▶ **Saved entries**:
===============

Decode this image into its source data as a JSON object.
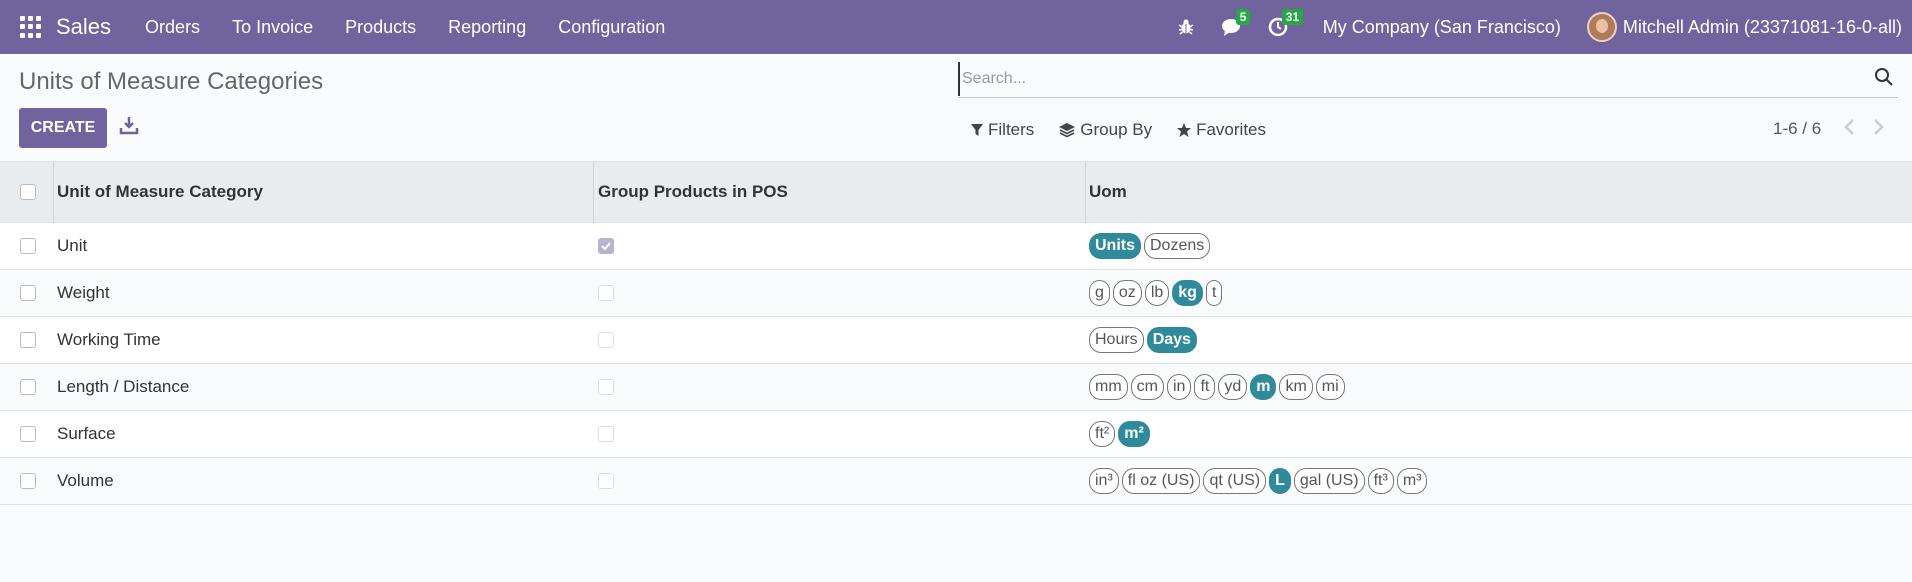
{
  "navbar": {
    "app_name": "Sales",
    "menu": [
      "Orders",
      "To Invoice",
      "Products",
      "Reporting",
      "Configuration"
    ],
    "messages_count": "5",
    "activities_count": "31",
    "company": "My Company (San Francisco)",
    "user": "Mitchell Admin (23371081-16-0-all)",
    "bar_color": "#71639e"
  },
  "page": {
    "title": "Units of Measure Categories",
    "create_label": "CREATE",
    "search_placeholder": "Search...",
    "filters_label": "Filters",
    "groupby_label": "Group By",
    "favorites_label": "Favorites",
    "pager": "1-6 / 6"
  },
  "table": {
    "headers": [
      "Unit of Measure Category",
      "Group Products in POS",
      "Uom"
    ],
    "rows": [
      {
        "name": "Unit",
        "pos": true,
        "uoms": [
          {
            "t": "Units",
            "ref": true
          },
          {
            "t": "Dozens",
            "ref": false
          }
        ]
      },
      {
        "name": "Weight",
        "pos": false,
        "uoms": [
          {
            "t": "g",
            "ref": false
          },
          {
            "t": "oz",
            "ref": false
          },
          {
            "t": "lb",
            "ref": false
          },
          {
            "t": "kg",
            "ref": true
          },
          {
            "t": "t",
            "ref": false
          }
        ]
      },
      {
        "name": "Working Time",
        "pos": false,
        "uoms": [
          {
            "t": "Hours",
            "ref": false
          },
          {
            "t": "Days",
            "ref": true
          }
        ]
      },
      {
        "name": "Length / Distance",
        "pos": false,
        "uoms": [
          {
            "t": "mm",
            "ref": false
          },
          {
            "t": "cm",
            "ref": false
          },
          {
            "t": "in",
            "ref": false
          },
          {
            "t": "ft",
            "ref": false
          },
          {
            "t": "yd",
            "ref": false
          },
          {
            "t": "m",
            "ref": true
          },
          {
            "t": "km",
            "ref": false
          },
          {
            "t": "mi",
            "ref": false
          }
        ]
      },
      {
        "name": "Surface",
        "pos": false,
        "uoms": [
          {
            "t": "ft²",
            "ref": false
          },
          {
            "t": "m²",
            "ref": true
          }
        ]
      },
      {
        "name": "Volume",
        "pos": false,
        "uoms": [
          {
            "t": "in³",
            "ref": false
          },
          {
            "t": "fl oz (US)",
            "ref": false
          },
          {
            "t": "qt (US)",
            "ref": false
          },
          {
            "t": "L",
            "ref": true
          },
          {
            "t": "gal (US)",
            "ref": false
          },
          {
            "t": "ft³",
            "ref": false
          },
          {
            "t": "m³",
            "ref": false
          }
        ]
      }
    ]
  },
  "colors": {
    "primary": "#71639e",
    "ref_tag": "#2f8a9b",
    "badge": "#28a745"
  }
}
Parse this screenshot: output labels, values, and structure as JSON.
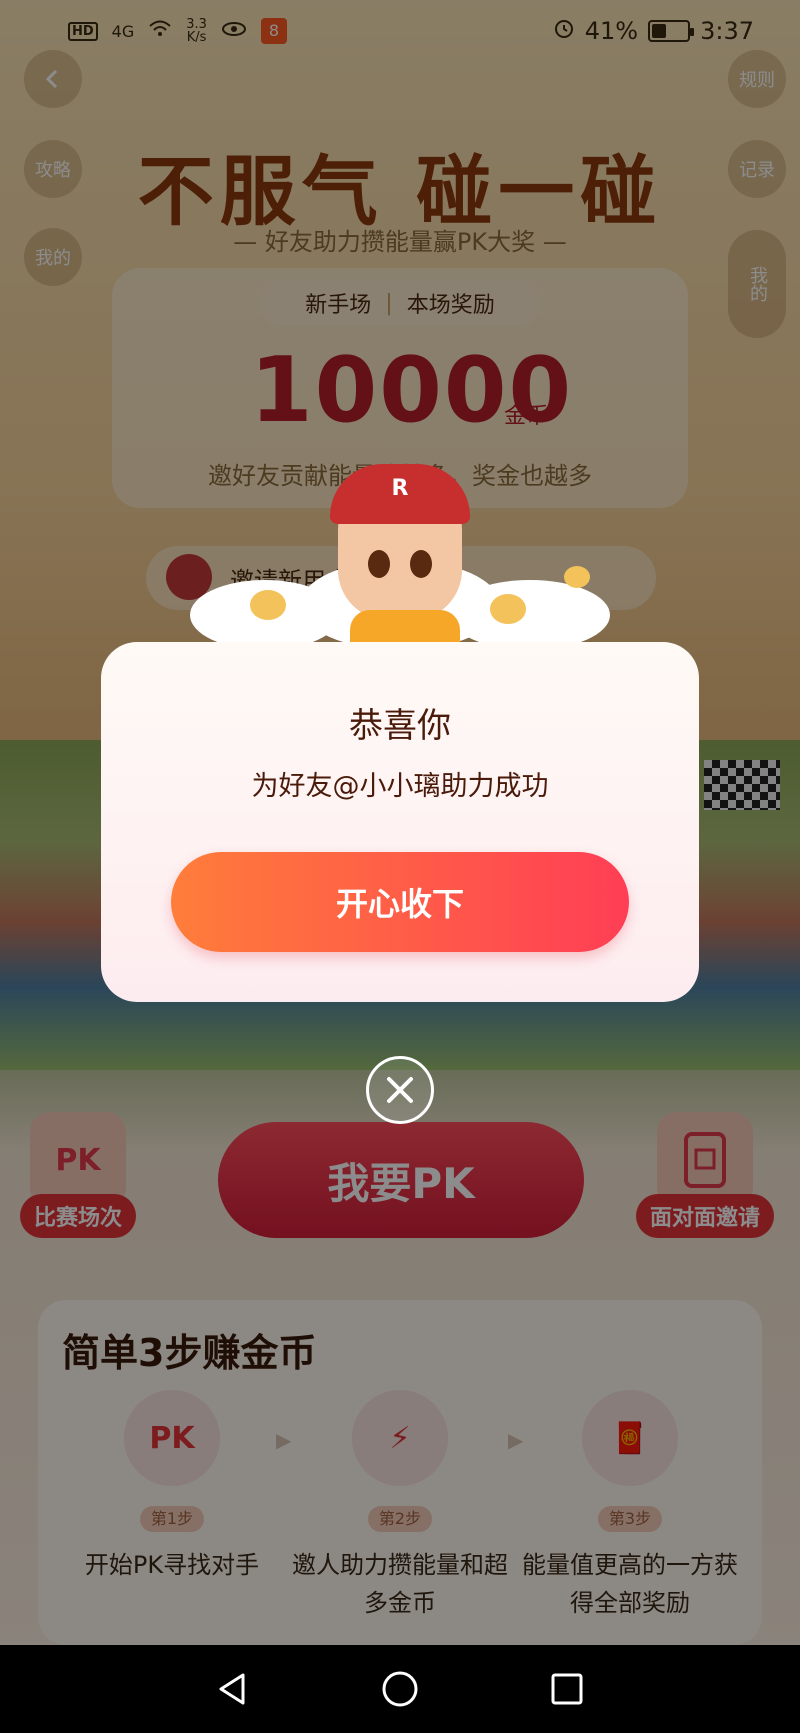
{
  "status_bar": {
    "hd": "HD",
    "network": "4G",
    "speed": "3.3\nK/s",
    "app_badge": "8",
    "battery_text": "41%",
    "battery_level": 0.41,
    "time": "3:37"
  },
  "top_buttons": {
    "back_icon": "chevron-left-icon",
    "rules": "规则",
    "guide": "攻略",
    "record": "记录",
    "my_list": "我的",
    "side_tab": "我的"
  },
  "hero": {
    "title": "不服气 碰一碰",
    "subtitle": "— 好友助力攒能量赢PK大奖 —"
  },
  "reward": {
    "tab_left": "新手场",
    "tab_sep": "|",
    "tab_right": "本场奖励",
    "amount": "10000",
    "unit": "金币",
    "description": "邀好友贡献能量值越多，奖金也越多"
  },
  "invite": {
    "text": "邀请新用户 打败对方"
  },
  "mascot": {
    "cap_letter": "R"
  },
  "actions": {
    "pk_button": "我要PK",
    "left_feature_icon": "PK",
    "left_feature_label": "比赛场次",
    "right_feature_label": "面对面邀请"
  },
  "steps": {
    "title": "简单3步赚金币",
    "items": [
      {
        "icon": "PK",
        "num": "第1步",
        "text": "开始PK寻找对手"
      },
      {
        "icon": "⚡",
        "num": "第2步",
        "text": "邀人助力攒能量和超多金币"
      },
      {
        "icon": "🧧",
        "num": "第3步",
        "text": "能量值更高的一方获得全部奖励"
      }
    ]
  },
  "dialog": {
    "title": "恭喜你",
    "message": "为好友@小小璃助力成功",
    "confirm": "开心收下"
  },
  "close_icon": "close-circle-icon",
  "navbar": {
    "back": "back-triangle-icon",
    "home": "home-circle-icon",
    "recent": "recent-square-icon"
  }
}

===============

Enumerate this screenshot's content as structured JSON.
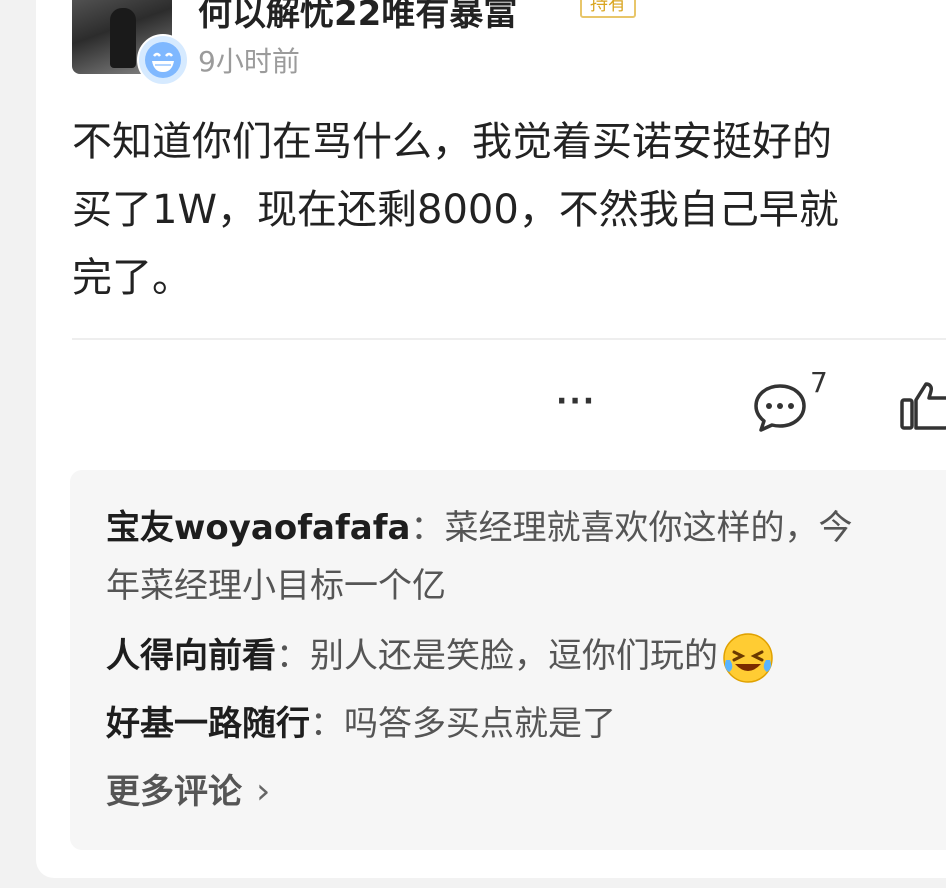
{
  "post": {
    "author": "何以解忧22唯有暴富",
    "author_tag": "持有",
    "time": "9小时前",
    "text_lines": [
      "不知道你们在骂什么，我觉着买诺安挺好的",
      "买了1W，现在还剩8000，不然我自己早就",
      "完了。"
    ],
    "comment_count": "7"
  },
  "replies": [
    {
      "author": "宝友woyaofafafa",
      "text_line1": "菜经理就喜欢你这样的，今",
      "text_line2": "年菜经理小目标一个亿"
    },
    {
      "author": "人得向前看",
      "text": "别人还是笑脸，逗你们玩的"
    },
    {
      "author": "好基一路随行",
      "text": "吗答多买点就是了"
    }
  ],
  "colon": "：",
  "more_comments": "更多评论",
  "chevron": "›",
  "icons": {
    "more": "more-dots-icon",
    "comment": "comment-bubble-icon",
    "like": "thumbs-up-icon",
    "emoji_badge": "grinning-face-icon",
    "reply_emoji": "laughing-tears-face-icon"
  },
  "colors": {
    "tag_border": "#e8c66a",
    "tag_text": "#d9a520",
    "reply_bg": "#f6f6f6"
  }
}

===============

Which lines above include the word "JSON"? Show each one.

▶ **Finished exercise**:
Decode this image into its source data as a JSON object.
Parse this screenshot: output labels, values, and structure as JSON.
Enumerate this screenshot's content as structured JSON.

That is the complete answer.